A team of Baylor researchers now has a window into a broad variety of cellular processes thanks to a Major Research Instrumentation grant from the National Science Foundation. The grant provided over $240,000 for the acquisition of an electron paramagnetic resonance (EPR) spectrometer.
Dr. Patrick Farmer, professor and chair of the department of chemistry & biochemistry in Baylor’s College of Arts & Sciences, is the principal investigator on the grant. He says the uses of the EPR device are wide-ranging, with potential benefits for faculty research as well as undergraduate and graduate education in a variety of fields including chemistry, biology and geosciences.
EPR is used to detect unpaired, or “free,” electrons, yielding detailed information on the geometric and electronic structure of molecular and solid-state materials.

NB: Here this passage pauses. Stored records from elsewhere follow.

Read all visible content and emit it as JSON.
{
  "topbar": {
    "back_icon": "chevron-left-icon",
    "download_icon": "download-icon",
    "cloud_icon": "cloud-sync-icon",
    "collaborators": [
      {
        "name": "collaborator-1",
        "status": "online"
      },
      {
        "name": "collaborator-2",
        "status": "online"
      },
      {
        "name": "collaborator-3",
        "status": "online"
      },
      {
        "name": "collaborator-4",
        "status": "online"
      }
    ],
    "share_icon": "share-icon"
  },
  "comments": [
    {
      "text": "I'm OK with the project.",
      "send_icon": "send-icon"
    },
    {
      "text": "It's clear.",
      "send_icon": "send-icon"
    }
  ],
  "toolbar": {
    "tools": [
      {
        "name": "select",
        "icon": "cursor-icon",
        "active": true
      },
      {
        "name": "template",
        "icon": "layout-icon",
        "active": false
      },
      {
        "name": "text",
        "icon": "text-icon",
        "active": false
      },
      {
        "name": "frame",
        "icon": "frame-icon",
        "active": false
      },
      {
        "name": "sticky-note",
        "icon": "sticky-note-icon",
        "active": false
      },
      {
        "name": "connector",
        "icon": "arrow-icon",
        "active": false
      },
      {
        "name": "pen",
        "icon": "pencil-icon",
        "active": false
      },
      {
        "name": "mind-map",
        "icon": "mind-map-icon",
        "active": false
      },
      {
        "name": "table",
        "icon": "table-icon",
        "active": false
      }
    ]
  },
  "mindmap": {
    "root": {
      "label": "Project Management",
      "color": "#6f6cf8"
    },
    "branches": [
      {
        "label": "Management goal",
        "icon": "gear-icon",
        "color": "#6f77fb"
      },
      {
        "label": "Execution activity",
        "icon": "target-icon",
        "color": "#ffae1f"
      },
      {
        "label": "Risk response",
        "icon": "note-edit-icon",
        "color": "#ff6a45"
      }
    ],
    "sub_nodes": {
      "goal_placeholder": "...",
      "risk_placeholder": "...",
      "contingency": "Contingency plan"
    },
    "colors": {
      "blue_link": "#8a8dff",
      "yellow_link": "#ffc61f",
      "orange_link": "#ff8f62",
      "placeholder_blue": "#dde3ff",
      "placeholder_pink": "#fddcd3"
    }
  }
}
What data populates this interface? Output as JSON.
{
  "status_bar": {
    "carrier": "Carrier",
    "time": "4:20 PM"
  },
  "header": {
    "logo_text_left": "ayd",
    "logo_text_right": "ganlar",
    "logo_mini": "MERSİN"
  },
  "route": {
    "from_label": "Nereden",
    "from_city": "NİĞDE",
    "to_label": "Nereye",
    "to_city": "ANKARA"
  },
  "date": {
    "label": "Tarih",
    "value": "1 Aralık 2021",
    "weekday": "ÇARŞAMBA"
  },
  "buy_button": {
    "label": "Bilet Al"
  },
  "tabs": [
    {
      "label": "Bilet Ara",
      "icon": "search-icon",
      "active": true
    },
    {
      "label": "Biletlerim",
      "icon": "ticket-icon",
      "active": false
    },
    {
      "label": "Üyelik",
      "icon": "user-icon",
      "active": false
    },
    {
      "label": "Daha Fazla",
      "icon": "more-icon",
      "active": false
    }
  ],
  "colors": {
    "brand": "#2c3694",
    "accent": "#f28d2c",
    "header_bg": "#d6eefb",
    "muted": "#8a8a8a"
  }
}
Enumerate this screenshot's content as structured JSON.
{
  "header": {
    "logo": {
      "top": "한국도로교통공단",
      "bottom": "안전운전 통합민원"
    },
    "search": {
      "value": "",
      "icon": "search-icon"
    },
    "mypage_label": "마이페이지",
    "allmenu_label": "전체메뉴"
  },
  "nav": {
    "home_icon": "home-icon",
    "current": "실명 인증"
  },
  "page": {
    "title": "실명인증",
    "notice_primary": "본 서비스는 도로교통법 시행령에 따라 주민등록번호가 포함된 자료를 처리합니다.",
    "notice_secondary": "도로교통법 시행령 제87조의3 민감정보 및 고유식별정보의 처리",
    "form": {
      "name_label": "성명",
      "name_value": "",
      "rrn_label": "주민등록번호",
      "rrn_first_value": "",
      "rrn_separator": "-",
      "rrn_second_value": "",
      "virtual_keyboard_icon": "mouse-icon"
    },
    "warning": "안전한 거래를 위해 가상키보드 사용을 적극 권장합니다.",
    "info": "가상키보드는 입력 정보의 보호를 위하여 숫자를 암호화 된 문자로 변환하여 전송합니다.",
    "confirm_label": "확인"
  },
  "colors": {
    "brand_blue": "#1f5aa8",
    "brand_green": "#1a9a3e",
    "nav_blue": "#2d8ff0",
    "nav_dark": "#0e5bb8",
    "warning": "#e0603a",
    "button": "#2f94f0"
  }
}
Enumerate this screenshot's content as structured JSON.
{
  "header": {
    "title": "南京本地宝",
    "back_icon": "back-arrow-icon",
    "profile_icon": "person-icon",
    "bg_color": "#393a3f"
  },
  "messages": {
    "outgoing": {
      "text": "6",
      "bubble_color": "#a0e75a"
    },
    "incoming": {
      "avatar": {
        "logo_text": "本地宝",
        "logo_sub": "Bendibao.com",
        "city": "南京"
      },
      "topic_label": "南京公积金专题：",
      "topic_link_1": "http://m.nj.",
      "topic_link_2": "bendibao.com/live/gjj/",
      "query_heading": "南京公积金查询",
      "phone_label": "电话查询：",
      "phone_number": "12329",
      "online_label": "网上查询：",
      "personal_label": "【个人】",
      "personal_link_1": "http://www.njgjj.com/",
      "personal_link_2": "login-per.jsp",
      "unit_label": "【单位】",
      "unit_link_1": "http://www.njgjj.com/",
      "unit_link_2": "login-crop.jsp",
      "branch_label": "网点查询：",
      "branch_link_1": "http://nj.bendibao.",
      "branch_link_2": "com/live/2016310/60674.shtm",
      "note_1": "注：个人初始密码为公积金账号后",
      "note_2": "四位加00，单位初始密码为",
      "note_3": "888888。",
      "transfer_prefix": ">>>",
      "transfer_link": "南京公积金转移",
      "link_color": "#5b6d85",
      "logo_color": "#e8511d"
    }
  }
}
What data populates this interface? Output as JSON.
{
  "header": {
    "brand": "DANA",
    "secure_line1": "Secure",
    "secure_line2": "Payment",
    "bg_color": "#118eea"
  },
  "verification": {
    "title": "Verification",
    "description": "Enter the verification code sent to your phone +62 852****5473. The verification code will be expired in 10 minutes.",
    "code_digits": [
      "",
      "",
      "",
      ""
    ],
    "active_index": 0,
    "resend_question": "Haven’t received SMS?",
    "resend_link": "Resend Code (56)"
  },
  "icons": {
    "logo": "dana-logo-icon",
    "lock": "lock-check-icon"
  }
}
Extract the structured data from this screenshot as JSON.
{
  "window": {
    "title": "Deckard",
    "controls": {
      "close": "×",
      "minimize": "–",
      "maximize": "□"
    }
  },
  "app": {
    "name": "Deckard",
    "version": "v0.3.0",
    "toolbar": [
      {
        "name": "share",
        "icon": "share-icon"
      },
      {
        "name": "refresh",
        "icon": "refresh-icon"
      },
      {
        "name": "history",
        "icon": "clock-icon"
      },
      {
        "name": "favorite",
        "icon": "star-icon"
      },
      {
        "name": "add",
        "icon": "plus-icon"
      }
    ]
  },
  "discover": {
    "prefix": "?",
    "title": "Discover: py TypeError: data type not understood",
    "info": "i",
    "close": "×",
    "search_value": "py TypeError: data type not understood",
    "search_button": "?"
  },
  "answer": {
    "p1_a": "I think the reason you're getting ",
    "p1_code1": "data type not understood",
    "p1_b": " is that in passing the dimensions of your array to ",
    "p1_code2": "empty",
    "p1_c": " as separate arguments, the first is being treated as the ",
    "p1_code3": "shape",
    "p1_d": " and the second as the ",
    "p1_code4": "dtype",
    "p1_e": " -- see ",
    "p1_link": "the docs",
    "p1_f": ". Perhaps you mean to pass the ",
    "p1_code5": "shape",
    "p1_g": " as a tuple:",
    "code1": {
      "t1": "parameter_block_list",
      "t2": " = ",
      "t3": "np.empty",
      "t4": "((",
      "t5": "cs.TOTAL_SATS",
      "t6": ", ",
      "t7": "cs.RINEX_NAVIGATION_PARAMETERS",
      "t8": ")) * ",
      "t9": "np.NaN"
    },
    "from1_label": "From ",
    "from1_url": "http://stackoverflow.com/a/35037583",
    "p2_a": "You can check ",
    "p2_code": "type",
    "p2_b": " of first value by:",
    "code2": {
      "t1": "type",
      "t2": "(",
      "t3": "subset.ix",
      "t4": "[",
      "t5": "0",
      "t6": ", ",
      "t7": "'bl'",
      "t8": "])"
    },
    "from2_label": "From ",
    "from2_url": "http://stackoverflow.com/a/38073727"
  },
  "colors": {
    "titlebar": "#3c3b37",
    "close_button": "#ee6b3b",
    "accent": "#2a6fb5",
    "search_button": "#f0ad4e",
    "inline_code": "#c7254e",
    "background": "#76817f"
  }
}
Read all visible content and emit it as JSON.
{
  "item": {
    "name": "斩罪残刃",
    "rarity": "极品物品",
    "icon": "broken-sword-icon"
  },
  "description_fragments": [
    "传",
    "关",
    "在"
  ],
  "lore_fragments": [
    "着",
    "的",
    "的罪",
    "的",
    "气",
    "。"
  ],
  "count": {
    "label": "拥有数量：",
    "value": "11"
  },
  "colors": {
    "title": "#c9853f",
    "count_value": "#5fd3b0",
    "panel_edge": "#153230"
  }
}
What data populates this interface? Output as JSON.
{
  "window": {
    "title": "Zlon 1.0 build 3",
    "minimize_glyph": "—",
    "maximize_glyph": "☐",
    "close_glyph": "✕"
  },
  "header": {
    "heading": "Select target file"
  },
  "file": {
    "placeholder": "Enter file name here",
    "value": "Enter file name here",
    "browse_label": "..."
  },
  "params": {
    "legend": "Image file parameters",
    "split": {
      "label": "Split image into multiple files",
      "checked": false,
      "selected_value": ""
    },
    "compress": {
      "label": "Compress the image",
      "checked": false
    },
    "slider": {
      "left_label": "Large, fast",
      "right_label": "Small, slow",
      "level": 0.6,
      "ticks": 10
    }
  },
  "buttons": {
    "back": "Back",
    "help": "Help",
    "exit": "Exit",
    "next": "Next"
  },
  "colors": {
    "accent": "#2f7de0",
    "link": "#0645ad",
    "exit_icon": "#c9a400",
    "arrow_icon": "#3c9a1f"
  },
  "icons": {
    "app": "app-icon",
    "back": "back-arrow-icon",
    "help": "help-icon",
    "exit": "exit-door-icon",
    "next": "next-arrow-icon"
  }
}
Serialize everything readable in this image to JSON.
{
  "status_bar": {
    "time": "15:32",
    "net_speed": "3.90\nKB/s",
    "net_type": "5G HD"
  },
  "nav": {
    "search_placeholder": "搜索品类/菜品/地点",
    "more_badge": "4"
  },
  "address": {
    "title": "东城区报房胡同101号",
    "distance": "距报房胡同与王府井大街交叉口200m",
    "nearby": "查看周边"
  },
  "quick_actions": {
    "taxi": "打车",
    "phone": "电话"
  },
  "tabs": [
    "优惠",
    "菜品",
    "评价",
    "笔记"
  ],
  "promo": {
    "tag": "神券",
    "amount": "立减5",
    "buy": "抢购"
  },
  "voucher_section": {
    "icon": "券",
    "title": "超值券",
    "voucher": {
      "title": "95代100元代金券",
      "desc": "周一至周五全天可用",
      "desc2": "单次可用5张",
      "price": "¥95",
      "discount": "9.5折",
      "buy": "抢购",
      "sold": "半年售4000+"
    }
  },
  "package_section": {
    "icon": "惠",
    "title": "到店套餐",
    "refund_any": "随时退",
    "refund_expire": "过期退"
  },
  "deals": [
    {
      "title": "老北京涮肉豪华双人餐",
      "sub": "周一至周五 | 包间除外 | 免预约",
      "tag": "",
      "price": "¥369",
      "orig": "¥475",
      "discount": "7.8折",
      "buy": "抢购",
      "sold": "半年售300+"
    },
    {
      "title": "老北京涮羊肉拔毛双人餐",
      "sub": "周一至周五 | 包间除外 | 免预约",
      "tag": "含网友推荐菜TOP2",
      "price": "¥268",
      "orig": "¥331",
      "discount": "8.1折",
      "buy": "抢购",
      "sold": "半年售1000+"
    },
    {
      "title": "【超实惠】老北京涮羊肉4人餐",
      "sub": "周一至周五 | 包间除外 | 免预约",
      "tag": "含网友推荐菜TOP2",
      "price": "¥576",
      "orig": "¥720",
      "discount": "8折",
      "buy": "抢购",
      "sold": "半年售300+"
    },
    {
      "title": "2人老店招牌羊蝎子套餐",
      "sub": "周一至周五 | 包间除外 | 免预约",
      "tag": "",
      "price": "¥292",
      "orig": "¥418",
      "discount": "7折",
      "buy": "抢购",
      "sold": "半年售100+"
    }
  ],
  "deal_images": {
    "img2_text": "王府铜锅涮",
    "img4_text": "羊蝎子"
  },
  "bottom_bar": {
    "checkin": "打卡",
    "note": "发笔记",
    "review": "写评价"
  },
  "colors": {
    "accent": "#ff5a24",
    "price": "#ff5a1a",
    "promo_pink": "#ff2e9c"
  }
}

Chemical species with unpaired electrons are known as “free radicals,” and they are involved in many important biomedical processes.
“The EPR is a tool widely used by biochemical or medical researchers to look at cellular processes and the chemistry involved in those processes,” Farmer explains. “Free radicals are involved in processes like vascular signaling, which impacts control of blood pressure; oxidative stress, which causes irreparable damage to cells as part of the aging and disease process; and neurodegenerative diseases like Alzheimer’s and Parkinson’s.”
The presence of the EPR is not just a benefit to faculty and students who work on Baylor’s campus. The department of chemistry and biochemistry also utilizes the device as part of its Advanced Instrumentation Workshops, an outreach program that Farmer and his colleagues in the chemistry department have organized and hosted at Baylor for the last nine years.
The EPR was a central component of the most recent workshop. Baylor faculty presented EPR theory in pre-lab sessions, then let students use the device to study simple compounds.
Throughout its history, the Advanced Instrumentation Workshop has provided hundreds of students with hands-on, faculty-led instruction using Baylor lab equipment. The students and faculty come from institutions in New Mexico, Texas, Louisiana and Arkansas. Funds from a variety of Baylor sources including the Office of the Vice Provost for Research cover travel and lodging costs for visiting undergraduates and their faculty advisors. Nearly a third of students who have attended have been under-represented minorities and roughly half have been women.
“The workshop provides students and their faculty mentors from smaller schools with exposure to instrumentation that is generally lacking at their home institutions,” Farmer says. “The NSF places a strong priority on making sure the benefits of research are disseminated as broadly as possible. The workshop is one of the ways that we support that goal as a department and as a university.”